Malta is currently running its blockchain-based pilot for credentials. If the project succeeds, it may be used at national level to cover all important areas of the education sector.

Malta is on its way to complete the first trial run of putting its citizen’s records on blockchain. If the project turns out to be a success, the government will expand the project at the national level by giving the 400,000 citizens the ability to store and share educational records and transcripts on blockchain.

Last year, we reported that Malta was launching a blockchain pilot for educational records in collaboration with Machine Learning Technologies. Under the program, the government, with the help of the New York-based company, issued blockchain-based certificates to people present in higher education, vocational programs, and civil servant job training.
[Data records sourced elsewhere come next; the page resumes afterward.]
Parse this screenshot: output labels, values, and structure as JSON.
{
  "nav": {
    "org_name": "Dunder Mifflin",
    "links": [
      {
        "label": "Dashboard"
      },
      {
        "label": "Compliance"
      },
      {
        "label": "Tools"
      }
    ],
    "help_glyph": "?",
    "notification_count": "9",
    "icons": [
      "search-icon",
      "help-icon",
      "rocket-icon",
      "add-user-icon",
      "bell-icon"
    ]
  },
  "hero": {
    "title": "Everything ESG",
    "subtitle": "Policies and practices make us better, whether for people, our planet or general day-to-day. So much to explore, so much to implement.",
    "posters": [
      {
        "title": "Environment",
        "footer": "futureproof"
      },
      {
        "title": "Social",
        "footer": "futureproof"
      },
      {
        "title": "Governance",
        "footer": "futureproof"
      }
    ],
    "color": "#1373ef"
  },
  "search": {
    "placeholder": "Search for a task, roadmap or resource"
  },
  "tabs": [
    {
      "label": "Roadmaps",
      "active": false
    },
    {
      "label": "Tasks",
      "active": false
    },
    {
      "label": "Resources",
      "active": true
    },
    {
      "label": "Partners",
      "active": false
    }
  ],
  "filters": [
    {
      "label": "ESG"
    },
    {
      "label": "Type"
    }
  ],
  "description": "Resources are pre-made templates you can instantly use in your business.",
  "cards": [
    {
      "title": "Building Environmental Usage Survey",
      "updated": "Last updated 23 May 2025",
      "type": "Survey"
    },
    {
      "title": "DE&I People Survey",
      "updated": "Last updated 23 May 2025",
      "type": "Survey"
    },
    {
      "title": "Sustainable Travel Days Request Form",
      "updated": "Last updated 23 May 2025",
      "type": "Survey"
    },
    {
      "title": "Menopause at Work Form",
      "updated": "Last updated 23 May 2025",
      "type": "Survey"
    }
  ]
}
The working principle of the trial is quite simple: a Maltese institution issues a blockchain-based ID record to a resident, and the latter can download it and share it with the help of a free application that uses Blockcerts, an open standard for blockchain credentials developed by Learning Machine and MIT’s Media Lab. The resident has to keep the private key forever and can share his documents even if the institution shuts down.

Natalie Smolenski, VP of business development at Learning Machine, commented:

“We’ve just created access with free verification in an instant, which used to be extremely time consuming and daunting.”

Even though Learning Machine didn’t reveal how many residents have been involved with the program, we know that it includes several important Maltese institutions that have issued graduates and other documents on blockchain. These institutions include the Ministry for Education & Employment, the Institute for Tourism Studies, the Malta College for Arts, Sciences, and Technology, and the National Commission for Further & Higher Education.

The trial, which has been live for eight months, will have its results ready in August of this year. However, University of Malta lecturer Alex Grech, who is also a special advisor to the Minister for Education and Employment, hopes that the project with Learning Machine will be continued as the next program would cover more areas of the education sector.